12am: Last Call
New York: End your night with an orgasmic pastrami sandwich at the oldest delicatessen in New York City, Katz’s Deli. The Lower East Side institution, where THAT scene in When Harry Met Sally was filmed, is open all night Friday through Saturday, and open late every other night of the week. There’s some debate on whether it’s better to go to the counter, but thanks to the charismatic waiters, table service has its own charm.
London: As your day draws to its end, possibly after a late pub/club excursion, make sure to finish with a final snack. The definitive take-away experience is perhaps the kebab, but an equally long-standing tradition (especially in East London) is the bagel. Brick Lane’s Beigel Bake is open 24 hours and is something of an institution, with London’s clubbers and night owls happy to queue even in the early hours for their near-legendary salt beef bagels.

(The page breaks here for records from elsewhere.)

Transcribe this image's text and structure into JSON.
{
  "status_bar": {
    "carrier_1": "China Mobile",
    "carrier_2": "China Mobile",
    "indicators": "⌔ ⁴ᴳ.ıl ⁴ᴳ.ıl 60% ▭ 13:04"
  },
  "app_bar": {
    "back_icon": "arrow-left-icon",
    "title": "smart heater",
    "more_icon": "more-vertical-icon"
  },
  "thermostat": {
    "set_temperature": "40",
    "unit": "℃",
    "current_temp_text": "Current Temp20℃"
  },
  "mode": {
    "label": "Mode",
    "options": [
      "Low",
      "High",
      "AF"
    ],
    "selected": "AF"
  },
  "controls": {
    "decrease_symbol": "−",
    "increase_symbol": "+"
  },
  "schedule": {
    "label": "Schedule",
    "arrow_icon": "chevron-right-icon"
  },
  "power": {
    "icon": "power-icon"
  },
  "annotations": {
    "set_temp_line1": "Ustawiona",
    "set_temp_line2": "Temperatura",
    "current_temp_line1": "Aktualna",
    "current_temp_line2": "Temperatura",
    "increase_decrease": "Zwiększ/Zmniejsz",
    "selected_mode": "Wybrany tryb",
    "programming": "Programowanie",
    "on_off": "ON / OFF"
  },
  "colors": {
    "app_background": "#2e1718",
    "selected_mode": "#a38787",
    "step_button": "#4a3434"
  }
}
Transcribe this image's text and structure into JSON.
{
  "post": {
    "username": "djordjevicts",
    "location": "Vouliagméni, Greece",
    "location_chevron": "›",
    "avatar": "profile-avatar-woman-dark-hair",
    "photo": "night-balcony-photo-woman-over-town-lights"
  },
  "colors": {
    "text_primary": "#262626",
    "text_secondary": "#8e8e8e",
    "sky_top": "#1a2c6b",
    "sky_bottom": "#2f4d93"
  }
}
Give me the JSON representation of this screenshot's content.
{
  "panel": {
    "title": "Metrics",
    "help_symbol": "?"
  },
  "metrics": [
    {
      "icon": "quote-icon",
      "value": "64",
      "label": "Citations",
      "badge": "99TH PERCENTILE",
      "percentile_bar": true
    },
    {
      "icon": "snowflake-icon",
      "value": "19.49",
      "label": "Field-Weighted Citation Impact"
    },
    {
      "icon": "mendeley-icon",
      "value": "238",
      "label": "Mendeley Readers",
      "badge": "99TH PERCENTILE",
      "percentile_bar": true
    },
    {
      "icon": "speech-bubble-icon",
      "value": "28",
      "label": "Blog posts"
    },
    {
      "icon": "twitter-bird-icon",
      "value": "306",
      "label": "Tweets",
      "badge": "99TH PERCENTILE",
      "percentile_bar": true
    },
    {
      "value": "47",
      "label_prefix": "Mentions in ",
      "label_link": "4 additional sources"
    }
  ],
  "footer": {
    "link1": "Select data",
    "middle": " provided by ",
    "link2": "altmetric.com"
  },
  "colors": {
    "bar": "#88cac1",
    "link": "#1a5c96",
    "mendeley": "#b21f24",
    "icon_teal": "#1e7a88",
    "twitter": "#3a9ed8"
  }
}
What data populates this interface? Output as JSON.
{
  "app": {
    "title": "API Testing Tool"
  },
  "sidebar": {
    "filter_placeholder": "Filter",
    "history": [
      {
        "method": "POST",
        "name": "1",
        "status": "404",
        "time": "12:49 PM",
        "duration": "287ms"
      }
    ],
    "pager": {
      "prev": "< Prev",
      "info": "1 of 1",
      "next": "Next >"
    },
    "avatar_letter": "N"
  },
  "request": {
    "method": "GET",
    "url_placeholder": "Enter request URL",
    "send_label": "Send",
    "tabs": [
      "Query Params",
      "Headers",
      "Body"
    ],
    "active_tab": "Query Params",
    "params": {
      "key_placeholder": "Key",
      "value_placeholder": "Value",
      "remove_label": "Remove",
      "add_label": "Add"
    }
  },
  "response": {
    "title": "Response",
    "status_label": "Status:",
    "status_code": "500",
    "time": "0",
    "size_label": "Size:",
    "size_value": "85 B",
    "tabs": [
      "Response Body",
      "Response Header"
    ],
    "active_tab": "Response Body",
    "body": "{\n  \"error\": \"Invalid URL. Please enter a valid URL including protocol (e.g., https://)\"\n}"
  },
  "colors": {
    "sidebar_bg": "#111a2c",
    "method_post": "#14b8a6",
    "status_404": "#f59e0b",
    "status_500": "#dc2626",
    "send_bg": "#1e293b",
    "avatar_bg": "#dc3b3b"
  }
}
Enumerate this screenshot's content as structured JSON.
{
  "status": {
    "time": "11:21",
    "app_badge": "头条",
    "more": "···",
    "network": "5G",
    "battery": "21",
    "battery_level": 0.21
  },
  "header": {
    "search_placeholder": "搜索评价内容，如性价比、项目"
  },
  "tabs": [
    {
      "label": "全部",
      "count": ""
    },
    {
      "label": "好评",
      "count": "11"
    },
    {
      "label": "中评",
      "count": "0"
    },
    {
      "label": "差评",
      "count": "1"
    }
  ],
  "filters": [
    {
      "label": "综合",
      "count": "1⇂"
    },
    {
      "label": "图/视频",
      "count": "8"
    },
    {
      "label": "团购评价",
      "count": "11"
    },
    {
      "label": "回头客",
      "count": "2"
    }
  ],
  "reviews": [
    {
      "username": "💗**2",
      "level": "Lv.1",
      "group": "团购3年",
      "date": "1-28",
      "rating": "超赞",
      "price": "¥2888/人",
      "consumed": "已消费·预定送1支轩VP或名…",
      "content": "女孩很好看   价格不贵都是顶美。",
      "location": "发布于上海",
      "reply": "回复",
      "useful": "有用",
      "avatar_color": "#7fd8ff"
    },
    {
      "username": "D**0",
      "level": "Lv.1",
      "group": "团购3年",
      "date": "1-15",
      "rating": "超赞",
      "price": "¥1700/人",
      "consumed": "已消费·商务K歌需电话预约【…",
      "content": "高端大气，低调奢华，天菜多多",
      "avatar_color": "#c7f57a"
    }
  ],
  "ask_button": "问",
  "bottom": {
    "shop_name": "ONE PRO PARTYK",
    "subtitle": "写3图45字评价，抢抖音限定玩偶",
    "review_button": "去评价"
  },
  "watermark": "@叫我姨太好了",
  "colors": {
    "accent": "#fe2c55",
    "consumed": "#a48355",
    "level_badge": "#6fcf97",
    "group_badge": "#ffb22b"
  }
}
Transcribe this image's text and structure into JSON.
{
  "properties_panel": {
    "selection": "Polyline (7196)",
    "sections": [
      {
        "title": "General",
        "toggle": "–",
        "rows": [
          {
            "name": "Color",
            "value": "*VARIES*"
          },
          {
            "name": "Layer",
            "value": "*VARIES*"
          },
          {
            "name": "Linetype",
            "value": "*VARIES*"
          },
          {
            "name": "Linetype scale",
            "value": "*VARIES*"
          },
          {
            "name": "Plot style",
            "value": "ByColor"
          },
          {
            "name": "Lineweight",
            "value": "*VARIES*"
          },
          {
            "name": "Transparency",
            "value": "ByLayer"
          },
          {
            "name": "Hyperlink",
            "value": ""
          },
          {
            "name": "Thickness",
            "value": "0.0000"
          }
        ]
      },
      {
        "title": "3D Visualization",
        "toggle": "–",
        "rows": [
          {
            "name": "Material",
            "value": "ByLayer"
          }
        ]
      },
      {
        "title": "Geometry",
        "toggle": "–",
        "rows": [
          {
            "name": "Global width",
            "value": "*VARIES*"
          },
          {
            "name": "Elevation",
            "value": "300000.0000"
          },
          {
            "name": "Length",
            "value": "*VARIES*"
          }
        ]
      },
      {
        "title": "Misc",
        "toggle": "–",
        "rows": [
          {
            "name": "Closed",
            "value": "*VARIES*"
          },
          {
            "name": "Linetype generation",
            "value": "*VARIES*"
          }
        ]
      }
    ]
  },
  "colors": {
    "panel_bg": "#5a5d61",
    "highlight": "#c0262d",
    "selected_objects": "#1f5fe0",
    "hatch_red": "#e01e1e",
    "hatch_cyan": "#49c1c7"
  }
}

Before You Go
New York: In Paul Auster’s New York Trilogy, the city, in general, and the Upper West Side, in particular, come to life. Made up of three novels within a novel, City of Glass, Ghosts, and The Locked Room, the shared geography of the cityscape described often makes more sense than the purposely confusing, metafictional postmodern narrative.
London: Monica Ali’s landmark novel Brick Lane recounts an epic tale of Bangladeshi girl Nanzeen arriving in London unable to speak a word of English and slowly coming to terms with her new environment – dramatic, thought-provoking, funny and original.
New York: Want to see a film about New York? Take your pick, because this is the most-filmed city in the world! Lists of the best films about, set in or shot in the Big Apple often run into the hundreds, because there’s no way of whittling it down to less. Time Out selects Taxi Driver as its top pick, dedicated NYC film blog On the Set of New York points to Leon: The Professional, and Vanity Fair skirts the issue by presenting their list in chronological order. If you can’t make up your mind, just watch whatever the on-board entertainment has to offer en route – there’s bound to be at least one film featuring your destination.
London: Watch the irresistibly sentimental Love Actually or Woody Allen’s absorbing MatchPoint, and you might just feel you’ve already seen all that modern London has to offer. For a retro take on the city, however, watch Alfie and be amused by the cheeky Swinging London charm of a young Michael Caine.
New York: The Beastie Boys are a very New York band – and Paul’s Boutique is their homage to their city. A classic album in its own right, it perfectly encapsulates the noise, chaos and diversity of the five boroughs. Listeners also get a free helter-skelter trip through music – particularly New York rap history, with samples from the likes of Sugarhill Gang, Kurtis Blow and Afrika Bambaataa running so deep, experts are still discovering new hidden citations.
London: The Kinks are arguably the quintessential London band. Brought up in Muswell Hill in north London, so many of the songs penned by lead singer Ray Davies evoke images of the city, whether of suburban life or simply just ‘Terry and Julie’ (Terence Stamp and Julie Christie) meeting outside Waterloo underground station every Friday for eternity in the iconic Waterloo Sunset.
Article by Fiona Brutscher & James Lee-Tullis
Just between us, London or New York?